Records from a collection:
━━━━━━
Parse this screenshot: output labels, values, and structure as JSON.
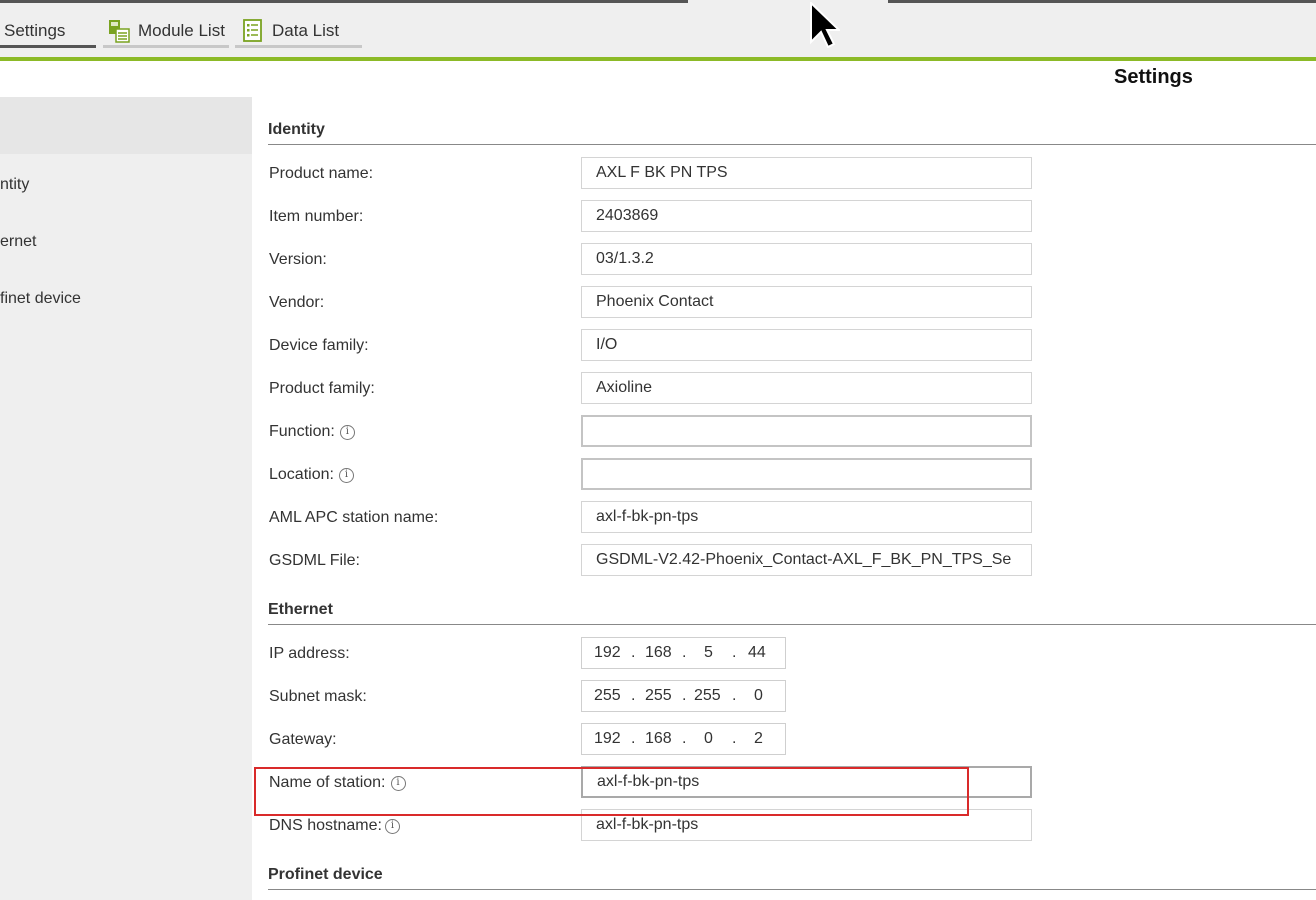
{
  "tabs": [
    {
      "label": "Settings",
      "icon": "settings-icon"
    },
    {
      "label": "Module List",
      "icon": "module-list-icon"
    },
    {
      "label": "Data List",
      "icon": "data-list-icon"
    }
  ],
  "page_title": "Settings",
  "sidebar": {
    "items": [
      {
        "label": "ntity"
      },
      {
        "label": "ernet"
      },
      {
        "label": "finet device"
      }
    ]
  },
  "identity": {
    "heading": "Identity",
    "rows": [
      {
        "label": "Product name:",
        "value": "AXL F BK PN TPS"
      },
      {
        "label": "Item number:",
        "value": "2403869"
      },
      {
        "label": "Version:",
        "value": "03/1.3.2"
      },
      {
        "label": "Vendor:",
        "value": "Phoenix Contact"
      },
      {
        "label": "Device family:",
        "value": "I/O"
      },
      {
        "label": "Product family:",
        "value": "Axioline"
      },
      {
        "label": "Function:",
        "value": ""
      },
      {
        "label": "Location:",
        "value": ""
      },
      {
        "label": "AML APC station name:",
        "value": "axl-f-bk-pn-tps"
      },
      {
        "label": "GSDML File:",
        "value": "GSDML-V2.42-Phoenix_Contact-AXL_F_BK_PN_TPS_Se"
      }
    ]
  },
  "ethernet": {
    "heading": "Ethernet",
    "ip_address": {
      "label": "IP address:",
      "octets": [
        "192",
        "168",
        "5",
        "44"
      ]
    },
    "subnet_mask": {
      "label": "Subnet mask:",
      "octets": [
        "255",
        "255",
        "255",
        "0"
      ]
    },
    "gateway": {
      "label": "Gateway:",
      "octets": [
        "192",
        "168",
        "0",
        "2"
      ]
    },
    "station_name": {
      "label": "Name of station:",
      "value": "axl-f-bk-pn-tps"
    },
    "dns_hostname": {
      "label": "DNS hostname:",
      "value": "axl-f-bk-pn-tps"
    },
    "dot": "."
  },
  "profinet": {
    "heading": "Profinet device"
  },
  "info_glyph": "i",
  "colors": {
    "accent_green": "#8cba27",
    "highlight_red": "#d92a2a"
  }
}
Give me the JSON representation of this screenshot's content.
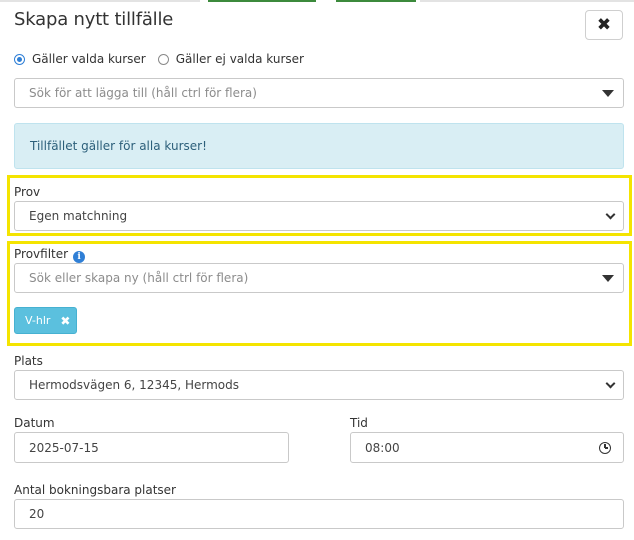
{
  "colors": {
    "accent": "#2f7fd6",
    "highlight": "#f4e400",
    "info_bg": "#d9eef4",
    "tag_bg": "#5bc0de",
    "topline_green": "#3c8a3c"
  },
  "dialog": {
    "title": "Skapa nytt tillfälle",
    "close_icon": "close-icon"
  },
  "scope": {
    "option_selected": "Gäller valda kurser",
    "option_other": "Gäller ej valda kurser",
    "selected_index": 0
  },
  "course_search": {
    "placeholder": "Sök för att lägga till (håll ctrl för flera)"
  },
  "info": {
    "text": "Tillfället gäller för alla kurser!"
  },
  "prov": {
    "label": "Prov",
    "value": "Egen matchning"
  },
  "provfilter": {
    "label": "Provfilter",
    "info_icon": "info-icon",
    "placeholder": "Sök eller skapa ny (håll ctrl för flera)",
    "tags": [
      {
        "label": "V-hlr"
      }
    ]
  },
  "plats": {
    "label": "Plats",
    "value": "Hermodsvägen 6, 12345, Hermods"
  },
  "datum": {
    "label": "Datum",
    "value": "2025-07-15"
  },
  "tid": {
    "label": "Tid",
    "value": "08:00"
  },
  "antal": {
    "label": "Antal bokningsbara platser",
    "value": "20"
  }
}
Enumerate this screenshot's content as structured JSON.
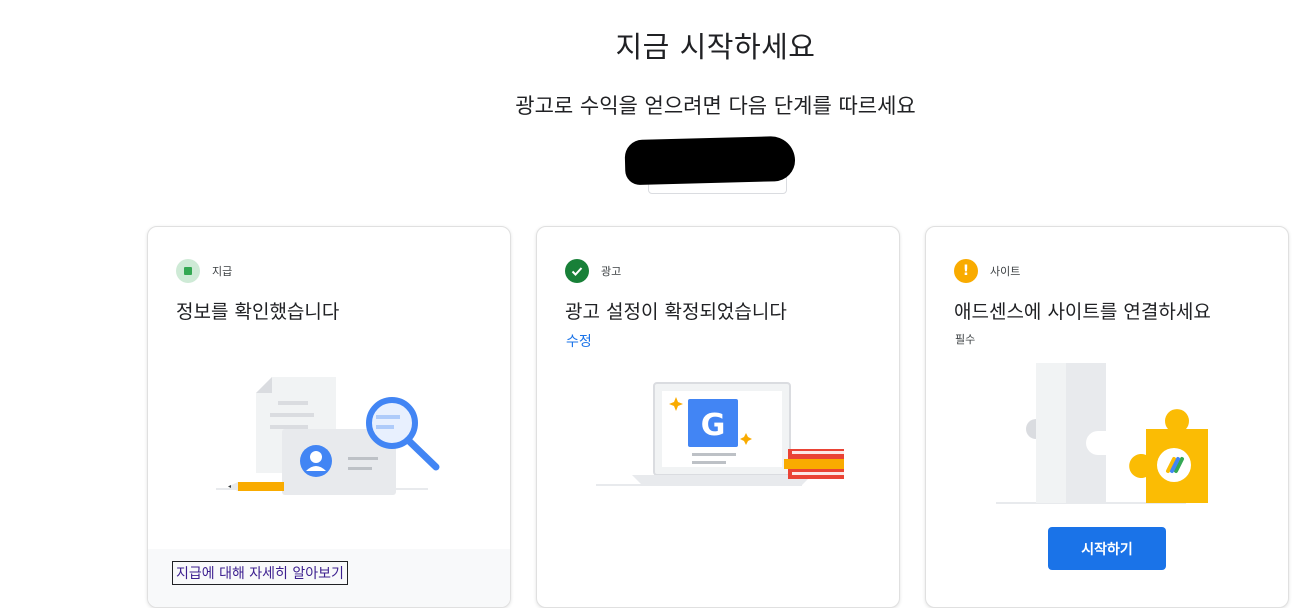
{
  "header": {
    "title": "지금 시작하세요",
    "subtitle": "광고로 수익을 얻으려면 다음 단계를 따르세요"
  },
  "cards": [
    {
      "category": "지급",
      "status": "done",
      "title": "정보를 확인했습니다",
      "footer_link": "지급에 대해 자세히 알아보기"
    },
    {
      "category": "광고",
      "status": "complete",
      "title": "광고 설정이 확정되었습니다",
      "action_link": "수정"
    },
    {
      "category": "사이트",
      "status": "attention",
      "status_glyph": "!",
      "title": "애드센스에 사이트를 연결하세요",
      "note": "필수",
      "button_label": "시작하기"
    }
  ],
  "illustration_letter": "G",
  "colors": {
    "primary_blue": "#1a73e8",
    "success_green": "#188038",
    "warning_yellow": "#f9ab00"
  }
}
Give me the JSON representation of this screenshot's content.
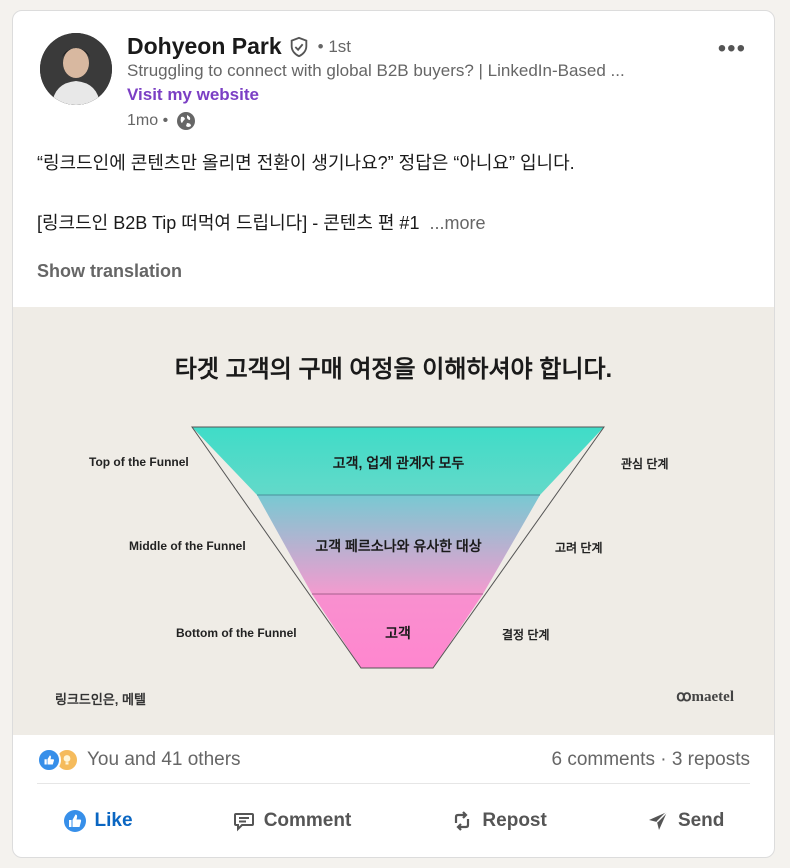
{
  "post": {
    "author_name": "Dohyeon Park",
    "degree": "• 1st",
    "headline": "Struggling to connect with global B2B buyers? | LinkedIn-Based ...",
    "website_label": "Visit my website",
    "time": "1mo •",
    "more_icon": "more-horizontal-icon",
    "text_line1": "“링크드인에 콘텐츠만 올리면 전환이 생기나요?” 정답은 “아니요” 입니다.",
    "text_line2": "[링크드인 B2B Tip 떠먹여 드립니다] - 콘텐츠 편 #1",
    "see_more": "...more",
    "show_translation": "Show translation"
  },
  "image": {
    "title": "타겟 고객의 구매 여정을 이해하셔야 합니다.",
    "stages": [
      {
        "left_label": "Top of the Funnel",
        "center": "고객, 업계 관계자 모두",
        "right_label": "관심 단계",
        "color_top": "#3fdcc8",
        "color_bottom": "#63d9c9"
      },
      {
        "left_label": "Middle of the Funnel",
        "center": "고객 페르소나와 유사한 대상",
        "right_label": "고려 단계",
        "color_top": "#78c9d2",
        "color_bottom": "#f39bcf"
      },
      {
        "left_label": "Bottom of the Funnel",
        "center": "고객",
        "right_label": "결정 단계",
        "color_top": "#f890cf",
        "color_bottom": "#ff86cf"
      }
    ],
    "footer_left": "링크드인은, 메텔",
    "footer_right": "ꝏmaetel"
  },
  "social": {
    "reactions_text": "You and 41 others",
    "counts_text": "6 comments · 3 reposts",
    "reaction_icons": [
      "like-reaction-icon",
      "insightful-reaction-icon"
    ]
  },
  "actions": {
    "like": "Like",
    "comment": "Comment",
    "repost": "Repost",
    "send": "Send"
  },
  "colors": {
    "link_purple": "#7b3fc4",
    "like_blue": "#0a66c2"
  }
}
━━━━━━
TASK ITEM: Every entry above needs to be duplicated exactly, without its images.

RESPONSE:
Parse this screenshot: output labels, values, and structure as JSON.
{
  "tabs": [
    {
      "label": "Settings",
      "icon": "settings-icon"
    },
    {
      "label": "Module List",
      "icon": "module-list-icon"
    },
    {
      "label": "Data List",
      "icon": "data-list-icon"
    }
  ],
  "page_title": "Settings",
  "sidebar": {
    "items": [
      {
        "label": "ntity"
      },
      {
        "label": "ernet"
      },
      {
        "label": "finet device"
      }
    ]
  },
  "identity": {
    "heading": "Identity",
    "rows": [
      {
        "label": "Product name:",
        "value": "AXL F BK PN TPS"
      },
      {
        "label": "Item number:",
        "value": "2403869"
      },
      {
        "label": "Version:",
        "value": "03/1.3.2"
      },
      {
        "label": "Vendor:",
        "value": "Phoenix Contact"
      },
      {
        "label": "Device family:",
        "value": "I/O"
      },
      {
        "label": "Product family:",
        "value": "Axioline"
      },
      {
        "label": "Function:",
        "value": ""
      },
      {
        "label": "Location:",
        "value": ""
      },
      {
        "label": "AML APC station name:",
        "value": "axl-f-bk-pn-tps"
      },
      {
        "label": "GSDML File:",
        "value": "GSDML-V2.42-Phoenix_Contact-AXL_F_BK_PN_TPS_Se"
      }
    ]
  },
  "ethernet": {
    "heading": "Ethernet",
    "ip_address": {
      "label": "IP address:",
      "octets": [
        "192",
        "168",
        "5",
        "44"
      ]
    },
    "subnet_mask": {
      "label": "Subnet mask:",
      "octets": [
        "255",
        "255",
        "255",
        "0"
      ]
    },
    "gateway": {
      "label": "Gateway:",
      "octets": [
        "192",
        "168",
        "0",
        "2"
      ]
    },
    "station_name": {
      "label": "Name of station:",
      "value": "axl-f-bk-pn-tps"
    },
    "dns_hostname": {
      "label": "DNS hostname:",
      "value": "axl-f-bk-pn-tps"
    },
    "dot": "."
  },
  "profinet": {
    "heading": "Profinet device"
  },
  "info_glyph": "i",
  "colors": {
    "accent_green": "#8cba27",
    "highlight_red": "#d92a2a"
  }
}
Give me the JSON representation of this screenshot's content.
{
  "colors": {
    "accent": "#2f7fd6",
    "highlight": "#f4e400",
    "info_bg": "#d9eef4",
    "tag_bg": "#5bc0de",
    "topline_green": "#3c8a3c"
  },
  "dialog": {
    "title": "Skapa nytt tillfälle",
    "close_icon": "close-icon"
  },
  "scope": {
    "option_selected": "Gäller valda kurser",
    "option_other": "Gäller ej valda kurser",
    "selected_index": 0
  },
  "course_search": {
    "placeholder": "Sök för att lägga till (håll ctrl för flera)"
  },
  "info": {
    "text": "Tillfället gäller för alla kurser!"
  },
  "prov": {
    "label": "Prov",
    "value": "Egen matchning"
  },
  "provfilter": {
    "label": "Provfilter",
    "info_icon": "info-icon",
    "placeholder": "Sök eller skapa ny (håll ctrl för flera)",
    "tags": [
      {
        "label": "V-hlr"
      }
    ]
  },
  "plats": {
    "label": "Plats",
    "value": "Hermodsvägen 6, 12345, Hermods"
  },
  "datum": {
    "label": "Datum",
    "value": "2025-07-15"
  },
  "tid": {
    "label": "Tid",
    "value": "08:00"
  },
  "antal": {
    "label": "Antal bokningsbara platser",
    "value": "20"
  }
}
Enumerate this screenshot's content as structured JSON.
{
  "header": {
    "title": "지금 시작하세요",
    "subtitle": "광고로 수익을 얻으려면 다음 단계를 따르세요"
  },
  "cards": [
    {
      "category": "지급",
      "status": "done",
      "title": "정보를 확인했습니다",
      "footer_link": "지급에 대해 자세히 알아보기"
    },
    {
      "category": "광고",
      "status": "complete",
      "title": "광고 설정이 확정되었습니다",
      "action_link": "수정"
    },
    {
      "category": "사이트",
      "status": "attention",
      "status_glyph": "!",
      "title": "애드센스에 사이트를 연결하세요",
      "note": "필수",
      "button_label": "시작하기"
    }
  ],
  "illustration_letter": "G",
  "colors": {
    "primary_blue": "#1a73e8",
    "success_green": "#188038",
    "warning_yellow": "#f9ab00"
  }
}
Give me the JSON representation of this screenshot's content.
{
  "post": {
    "author_name": "Dohyeon Park",
    "degree": "• 1st",
    "headline": "Struggling to connect with global B2B buyers? | LinkedIn-Based ...",
    "website_label": "Visit my website",
    "time": "1mo •",
    "more_icon": "more-horizontal-icon",
    "text_line1": "“링크드인에 콘텐츠만 올리면 전환이 생기나요?” 정답은 “아니요” 입니다.",
    "text_line2": "[링크드인 B2B Tip 떠먹여 드립니다] - 콘텐츠 편 #1",
    "see_more": "...more",
    "show_translation": "Show translation"
  },
  "image": {
    "title": "타겟 고객의 구매 여정을 이해하셔야 합니다.",
    "stages": [
      {
        "left_label": "Top of the Funnel",
        "center": "고객, 업계 관계자 모두",
        "right_label": "관심 단계",
        "color_top": "#3fdcc8",
        "color_bottom": "#63d9c9"
      },
      {
        "left_label": "Middle of the Funnel",
        "center": "고객 페르소나와 유사한 대상",
        "right_label": "고려 단계",
        "color_top": "#78c9d2",
        "color_bottom": "#f39bcf"
      },
      {
        "left_label": "Bottom of the Funnel",
        "center": "고객",
        "right_label": "결정 단계",
        "color_top": "#f890cf",
        "color_bottom": "#ff86cf"
      }
    ],
    "footer_left": "링크드인은, 메텔",
    "footer_right": "ꝏmaetel"
  },
  "social": {
    "reactions_text": "You and 41 others",
    "counts_text": "6 comments · 3 reposts",
    "reaction_icons": [
      "like-reaction-icon",
      "insightful-reaction-icon"
    ]
  },
  "actions": {
    "like": "Like",
    "comment": "Comment",
    "repost": "Repost",
    "send": "Send"
  },
  "colors": {
    "link_purple": "#7b3fc4",
    "like_blue": "#0a66c2"
  }
}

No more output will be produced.